“The recommendations are broken down into two categories: moderate to vigorous exercise and interruption of sedentary time. The exercise component includes a recommendation of 3-5 days per week of moderate to vigorous aerobic exercise, like running, resistance training and power yoga for a duration of 20 – 60 minutes, which is more realistic for the average working individual. The authors also recommended regularly interrupting sedentary behavior with brief bouts of movement. The goal is to be sedentary for less than 9.5 hours per day, with movement of any intensity (more intense, the better) every 30 minutes for any duration (the longer, the better).

“…it may be as important for your health as eating a healthy diet and getting a good night’s sleep.”

In summary, if you weren’t aware of these startling numbers, this information may make you want to reconsider your daily routine at work or during studies: introduce frequent interruptions into your schedule in the form of going up and down the stairs, walking around the block or just get up for a few minutes and stretch. If pursued on a regular basis in addition to your daily workout schedule, it may be as important for your health as eating a healthy diet and getting a good night’s sleep. Obviously, following all three of these lifestyle modifications and walking for 2 hours on the weekends gives you the maximal benefit.”

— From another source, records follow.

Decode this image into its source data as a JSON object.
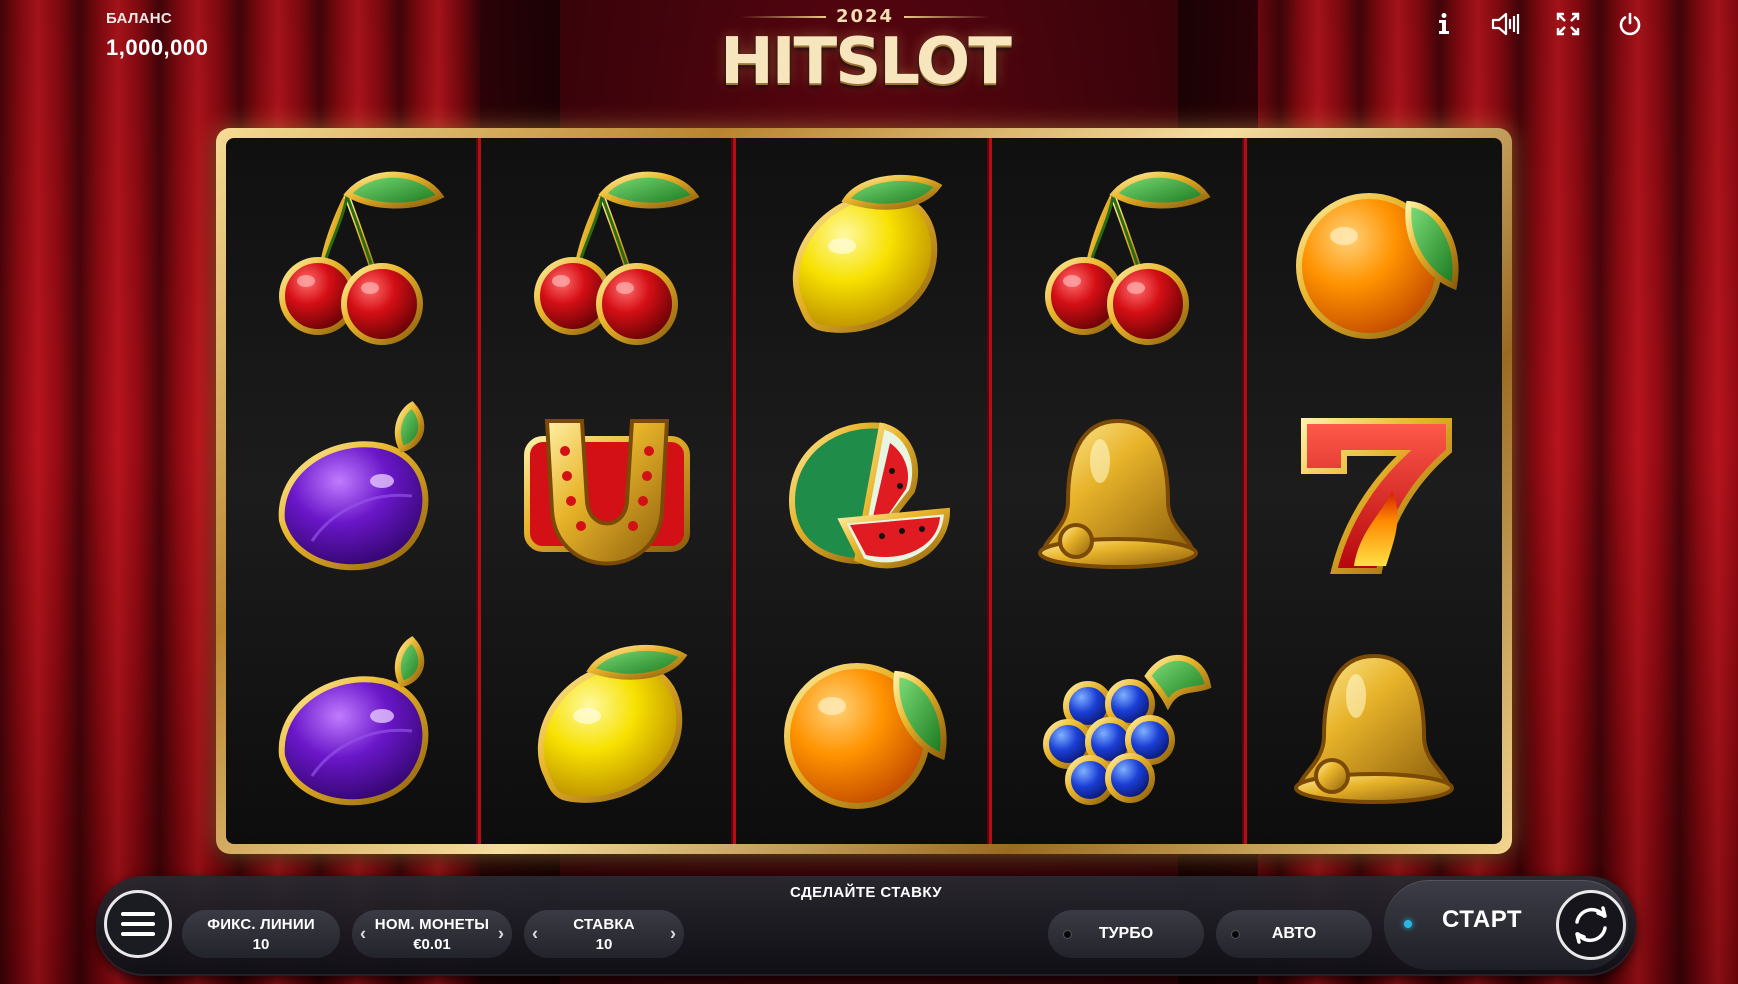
{
  "balance": {
    "label": "БАЛАНС",
    "value": "1,000,000"
  },
  "logo": {
    "year": "2024",
    "title": "HITSLOT"
  },
  "top_icons": [
    "info-icon",
    "sound-icon",
    "fullscreen-icon",
    "power-icon"
  ],
  "reels": [
    [
      "cherry",
      "plum",
      "plum"
    ],
    [
      "cherry",
      "horseshoe",
      "lemon"
    ],
    [
      "lemon",
      "watermelon",
      "orange"
    ],
    [
      "cherry",
      "bell",
      "grapes"
    ],
    [
      "orange",
      "seven",
      "bell"
    ]
  ],
  "bar": {
    "message": "СДЕЛАЙТЕ СТАВКУ",
    "lines": {
      "label": "ФИКС. ЛИНИИ",
      "value": "10"
    },
    "coin": {
      "label": "НОМ. МОНЕТЫ",
      "value": "€0.01"
    },
    "bet": {
      "label": "СТАВКА",
      "value": "10"
    },
    "turbo_label": "ТУРБО",
    "auto_label": "АВТО",
    "start_label": "СТАРТ"
  },
  "colors": {
    "curtain": "#a70c16",
    "frame_gold": "#e8c98a",
    "reel_divider": "#b30d18",
    "start_indicator": "#2ab7e6"
  }
}
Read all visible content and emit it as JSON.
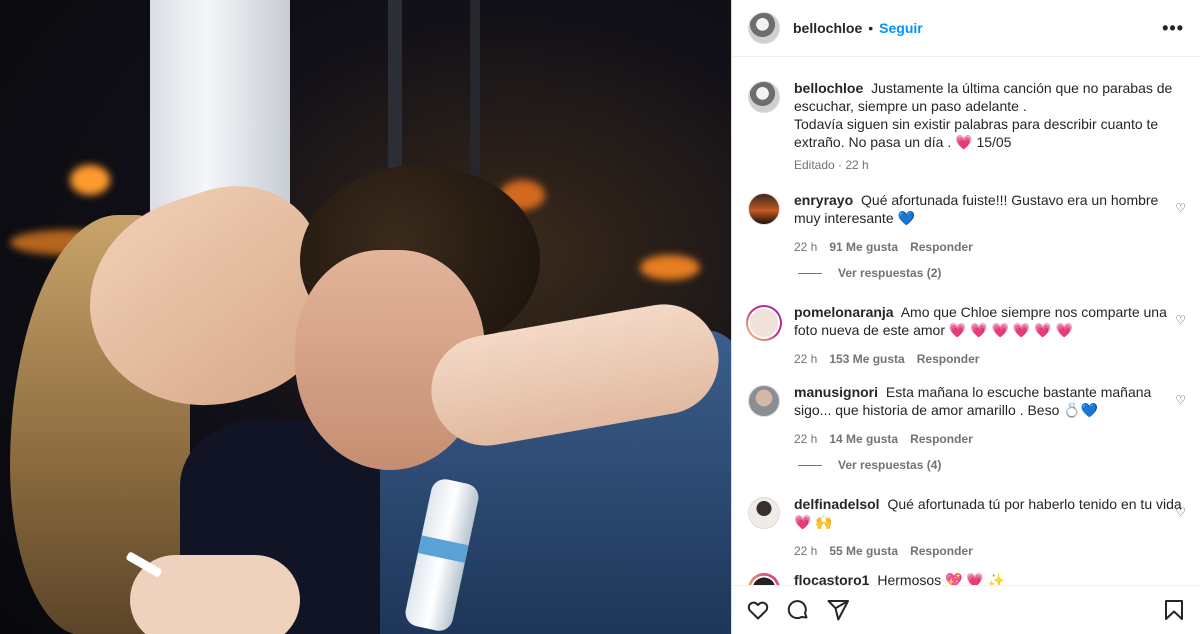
{
  "post": {
    "username": "bellochloe",
    "follow_label": "Seguir",
    "separator": "•",
    "more_icon": "more-icon"
  },
  "caption": {
    "username": "bellochloe",
    "line1": "Justamente la última canción que no parabas de escuchar, siempre un paso adelante .",
    "line2": "Todavía siguen sin existir palabras para describir cuanto te extraño. No pasa un día .",
    "heart": "💗",
    "date_tag": "15/05",
    "edited": "Editado · 22 h"
  },
  "comments": [
    {
      "username": "enryrayo",
      "text": "Qué afortunada fuiste!!! Gustavo era un hombre muy interesante",
      "emoji": "💙",
      "time": "22 h",
      "likes": "91 Me gusta",
      "reply": "Responder",
      "view_replies": "Ver respuestas (2)"
    },
    {
      "username": "pomelonaranja",
      "text": "Amo que Chloe siempre nos comparte una foto nueva de este amor",
      "emoji": "💗 💗 💗 💗 💗 💗",
      "time": "22 h",
      "likes": "153 Me gusta",
      "reply": "Responder"
    },
    {
      "username": "manusignori",
      "text": "Esta mañana lo escuche bastante mañana sigo... que historia de amor amarillo . Beso",
      "emoji": "💍💙",
      "time": "22 h",
      "likes": "14 Me gusta",
      "reply": "Responder",
      "view_replies": "Ver respuestas (4)"
    },
    {
      "username": "delfinadelsol",
      "text": "Qué afortunada tú por haberlo tenido en tu vida",
      "emoji": "💗 🙌",
      "time": "22 h",
      "likes": "55 Me gusta",
      "reply": "Responder"
    },
    {
      "username": "flocastoro1",
      "text": "Hermosos",
      "emoji": "💖 💗 ✨"
    }
  ],
  "colors": {
    "link_blue": "#0095f6",
    "muted": "#737373",
    "text": "#262626"
  }
}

Emeran Mayer, MD is a Distinguished Research Professor in the Departments of Medicine, Physiology and Psychiatry at the David Geffen School of Medicine at UCLA, the Executive Director of the G. Oppenheimer Center for Neurobiology of Stress and Resilience and the Founding Director of the Goodman-Luskin Microbiome Center at UCLA.